UB breaks ground in downtown medical campus
Published: Tuesday, October 15, 2013
Updated: Tuesday, October 15, 2013 23:10
New York State Governor Andrew Cuomo believes it is “irrefutable” that Buffalo has changed over the past five years.
But he likes what he sees.
“You can see it on people’s faces – [Buffalo] is not what it was; it is what it could be,” he said. “With this leadership and with this energy, there is no stopping what Buffalo can do.”
On Tuesday, Cuomo joined members of the UB, Buffalo and New York State communities at the corner of Main and High Streets in downtown Buffalo to celebrate the university breaking ground on its new downtown medical campus.
The project costs $375 million and is funded primarily by an NYSUNY Challenge Grant, which Cuomo provided when he signed the NYSUNY 2020 legislation in 2011. New York State Senators George Maziarz, Mark Grisanti and Tim Kennedy said the effort to pass NYSUNY 2020 legislation was bipartisan.
The medical campus, which is scheduled to open in the 2016 fall semester, is part of President Satish Tripathi’s UB 2020 plan “to pursue research addressing critical societal needs, provide students with transformative educational experiences and further engage with local and global communities,” according to a UB news release.
“This puts the medical school in the heart of our expanding downtown campus, the center of the region’s bioscience corridor and just a short walk away from the hospitals and life science research partners,” Tripathi said. “Moving the school downtown connects us more closely to all our surrounding communities. It also connects our distinguished past with our bright future.”
Architecture firm Hellmuth, Obata and Kassabaum (HOK) designed the building on Main and High Streets. The facility is projected to be eight stories tall and encompass approximately 540,000 square feet. The project is also the largest individual construction plan in UB’s history.
The new building is strategically located in the heart of the downtown Buffalo Niagara Medical Campus, which will give students easy access to hospitals and many other health care facilities.
In his State of the University Address on Friday, Tripathi said increasing UB’s recognition on a global stage and strengthening the school’s research prowess are crucial goals of UB 2020.
Erie County Executive Mark Poloncarz believes the medical campus is a positive movement in this direction, calling the project “the next big step in one of Western New York’s greatest success stories.”
“[UB], through its partnership with the Buffalo Niagara Medical Campus, is setting the standard for leading medical research in transforming the region into a hub for not only biomedical and scientific fields but an international center for excellence,” said Poloncarz, a UB alumnus.
UB will hire 100 new medical faculty members for the School of Medicine and Biomedical Sciences and the average graduating class will increase from 140 students to 180.

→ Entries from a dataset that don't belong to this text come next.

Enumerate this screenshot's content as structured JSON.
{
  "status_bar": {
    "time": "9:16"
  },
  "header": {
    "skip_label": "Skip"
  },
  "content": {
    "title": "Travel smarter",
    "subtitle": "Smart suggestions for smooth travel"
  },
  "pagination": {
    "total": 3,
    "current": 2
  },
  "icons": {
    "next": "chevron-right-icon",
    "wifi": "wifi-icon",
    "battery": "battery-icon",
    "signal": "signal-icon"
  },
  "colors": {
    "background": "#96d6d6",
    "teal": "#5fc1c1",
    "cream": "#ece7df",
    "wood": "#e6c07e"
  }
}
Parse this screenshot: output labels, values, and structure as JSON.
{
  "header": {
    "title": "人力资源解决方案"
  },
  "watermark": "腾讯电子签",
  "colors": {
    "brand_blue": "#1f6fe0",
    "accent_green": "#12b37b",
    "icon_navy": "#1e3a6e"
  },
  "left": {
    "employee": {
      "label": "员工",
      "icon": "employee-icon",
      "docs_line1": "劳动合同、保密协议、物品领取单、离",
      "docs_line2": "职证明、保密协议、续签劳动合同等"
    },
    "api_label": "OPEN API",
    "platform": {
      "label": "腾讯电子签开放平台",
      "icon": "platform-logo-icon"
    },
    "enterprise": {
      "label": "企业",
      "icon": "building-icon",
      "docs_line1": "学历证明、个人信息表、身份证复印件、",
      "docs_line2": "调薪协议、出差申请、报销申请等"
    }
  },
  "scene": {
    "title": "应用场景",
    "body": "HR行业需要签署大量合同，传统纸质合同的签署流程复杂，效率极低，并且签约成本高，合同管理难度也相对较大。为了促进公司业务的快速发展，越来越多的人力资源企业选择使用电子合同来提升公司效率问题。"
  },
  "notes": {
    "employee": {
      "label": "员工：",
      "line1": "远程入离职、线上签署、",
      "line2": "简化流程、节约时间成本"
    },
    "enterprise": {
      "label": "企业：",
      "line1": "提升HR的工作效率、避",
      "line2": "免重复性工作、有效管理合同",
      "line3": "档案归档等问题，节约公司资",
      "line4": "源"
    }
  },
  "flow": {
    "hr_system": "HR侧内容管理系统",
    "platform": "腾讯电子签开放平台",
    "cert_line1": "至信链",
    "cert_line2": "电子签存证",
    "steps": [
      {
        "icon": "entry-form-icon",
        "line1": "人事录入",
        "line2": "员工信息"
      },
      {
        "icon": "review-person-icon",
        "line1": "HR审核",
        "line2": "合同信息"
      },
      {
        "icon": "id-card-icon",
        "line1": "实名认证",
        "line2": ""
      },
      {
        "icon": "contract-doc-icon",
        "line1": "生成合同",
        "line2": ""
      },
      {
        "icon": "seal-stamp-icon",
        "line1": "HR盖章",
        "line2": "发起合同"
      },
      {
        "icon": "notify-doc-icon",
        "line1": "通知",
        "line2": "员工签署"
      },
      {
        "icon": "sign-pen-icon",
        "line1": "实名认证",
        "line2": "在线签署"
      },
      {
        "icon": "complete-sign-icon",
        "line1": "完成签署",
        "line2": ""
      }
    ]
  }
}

Apart from bettering UB’s future, the medical campus will have a number of effects on the area. Mayor Byron Brown said the addition of the new campus is expected to have a positive impact on the local economy. He said the campus will attract people from all across the country and educate people from all across the globe.
“It is certainly now no secret that the governor has placed incredible focus on Buffalo and Western New York,” said Brown, who compared the new medical campus to others that have revitalized cities like Pittsburgh and Cleveland. “We have an incredible asset in the form of a world-class research university and a world-class medical school. UB and the Buffalo Niagara Medical Campus are the foundation of Buffalo’s growing life sciences economy.”
Thirty-one years ago Tuesday, Lackawanna Steel Company closed, causing 6,000 people in Western New York to lose their jobs. Cuomo said this was the moment “that crystallized a point of decline for Buffalo and Western New York.”
Cuomo stressed his passion to change the direction of Buffalo’s future to a more positive one. He wants to change the negative culture in Buffalo and sees the medical campus as a step toward Buffalo’s success.
“We wanted to say to Buffalo, ‘I understand the cynicism; I understand the pessimism. I know you believe you’ve been forgotten,’” Cuomo said. “But I am saying it is a different day.”